Without getting religious, I have a few questions about this whole idea of loving the people around us. Are we obligated to love others, especially the "difficult" individuals in our lives? Will we be enriched if we show love to others, or will we be dragged down by the weight of loving the unlovable? Who really has time to show love to everyone? It's tough enough to give all the love we have to those closest to us. Isn't the idea sung by The Beatles, "Love is All You Need," simply a cute saying that doesn't really make sense in the world we live in today? I"m not sure what the answer is to any of it.
What I DO know is that I feel better when I show kindness, consideration, patience, and respect to those who aren't easy to love. I DON"T like how I feel when I'm grumpy, impatient, judgmental, short-tempered, and abrupt with anyone, even strangers. So if both these statements are true, and if I behave "nicely" to those around me and feel better when I do it, why is it so tough to sometimes do just that?
I have the opportunity to interact with dozens and dozens of people every day. A lot of them I get to know; others I never know by name. I was curious what they thought about this topic, so I decided to conduct my own little (very unscientific) survey. I made it a point to ask some of the people I encountered over the course of a few days how they know they are cared for (and therefore loved) by the acquaintences around them.
Some of the same themes kept popping up:
*People feel loved when someone listens to them/they feel heard. Whether it's the customer service representative on the phone or the clerk at the grocery store, we all appreciate it when we feel like our needs are met.
*People feel loved when small acts of kindness are done for them. A door held open, a smile, a nod, a thank you. It doesn't take much effort to give someone a boost.
*People feel loved when they can just “BE,” and not worry about having to fit in or conform. Instead of trying to change those around us, allow them to be themselves-- shortcomings and all-- and it seems to make every interaction better.
*People feel loved when they aren't judged. Like the statement above, simply existing in the presence of another human being without critique or judgment makes us feel good.
So what is love in this context?
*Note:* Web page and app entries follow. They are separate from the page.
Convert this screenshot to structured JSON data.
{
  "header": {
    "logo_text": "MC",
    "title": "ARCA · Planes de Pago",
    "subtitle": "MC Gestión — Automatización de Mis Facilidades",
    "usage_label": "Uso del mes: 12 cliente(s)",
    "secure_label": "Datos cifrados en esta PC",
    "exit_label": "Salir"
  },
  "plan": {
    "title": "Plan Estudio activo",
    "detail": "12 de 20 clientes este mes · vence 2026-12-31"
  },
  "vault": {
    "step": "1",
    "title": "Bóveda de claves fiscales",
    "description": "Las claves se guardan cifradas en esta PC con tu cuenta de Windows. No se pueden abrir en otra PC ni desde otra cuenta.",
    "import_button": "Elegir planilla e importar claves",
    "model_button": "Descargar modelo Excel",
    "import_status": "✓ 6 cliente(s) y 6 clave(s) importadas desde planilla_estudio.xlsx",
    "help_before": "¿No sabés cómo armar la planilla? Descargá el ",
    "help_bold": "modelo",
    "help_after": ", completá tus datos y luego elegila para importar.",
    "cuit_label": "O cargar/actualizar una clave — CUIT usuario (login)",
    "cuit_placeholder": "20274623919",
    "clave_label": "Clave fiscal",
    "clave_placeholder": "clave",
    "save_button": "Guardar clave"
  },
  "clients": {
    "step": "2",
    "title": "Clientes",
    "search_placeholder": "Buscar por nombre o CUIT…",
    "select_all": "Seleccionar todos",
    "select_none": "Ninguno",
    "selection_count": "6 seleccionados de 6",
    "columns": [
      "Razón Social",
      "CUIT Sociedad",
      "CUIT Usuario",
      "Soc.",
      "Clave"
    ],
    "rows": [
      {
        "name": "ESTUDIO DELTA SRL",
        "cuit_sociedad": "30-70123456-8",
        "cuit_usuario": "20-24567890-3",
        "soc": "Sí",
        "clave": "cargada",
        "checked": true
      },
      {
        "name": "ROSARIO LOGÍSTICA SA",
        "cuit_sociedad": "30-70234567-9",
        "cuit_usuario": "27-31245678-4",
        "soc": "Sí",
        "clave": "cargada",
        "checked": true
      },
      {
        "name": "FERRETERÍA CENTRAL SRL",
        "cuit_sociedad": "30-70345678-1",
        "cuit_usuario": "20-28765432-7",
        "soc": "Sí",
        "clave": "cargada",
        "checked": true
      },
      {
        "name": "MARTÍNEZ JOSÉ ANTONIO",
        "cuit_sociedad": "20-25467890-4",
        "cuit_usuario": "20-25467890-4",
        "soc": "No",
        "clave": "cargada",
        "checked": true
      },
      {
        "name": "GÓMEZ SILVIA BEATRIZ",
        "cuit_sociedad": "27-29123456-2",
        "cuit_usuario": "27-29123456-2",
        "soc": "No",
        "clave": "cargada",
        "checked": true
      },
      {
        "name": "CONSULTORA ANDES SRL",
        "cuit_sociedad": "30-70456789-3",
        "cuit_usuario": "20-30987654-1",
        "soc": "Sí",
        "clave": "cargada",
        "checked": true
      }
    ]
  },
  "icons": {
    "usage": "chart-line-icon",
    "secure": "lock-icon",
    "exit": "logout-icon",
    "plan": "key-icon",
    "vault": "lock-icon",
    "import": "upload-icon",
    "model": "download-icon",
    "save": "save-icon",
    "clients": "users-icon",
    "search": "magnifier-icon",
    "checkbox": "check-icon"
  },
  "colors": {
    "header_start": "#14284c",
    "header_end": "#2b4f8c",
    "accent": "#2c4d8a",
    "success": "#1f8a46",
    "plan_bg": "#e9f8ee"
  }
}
Well, we're not running around hugging everyone we see, or condoning some of the difficult behaviors we encounter. But we have the ability to influence others without too much fuss. And when it comes to love, I believe even a little bit goes a long way.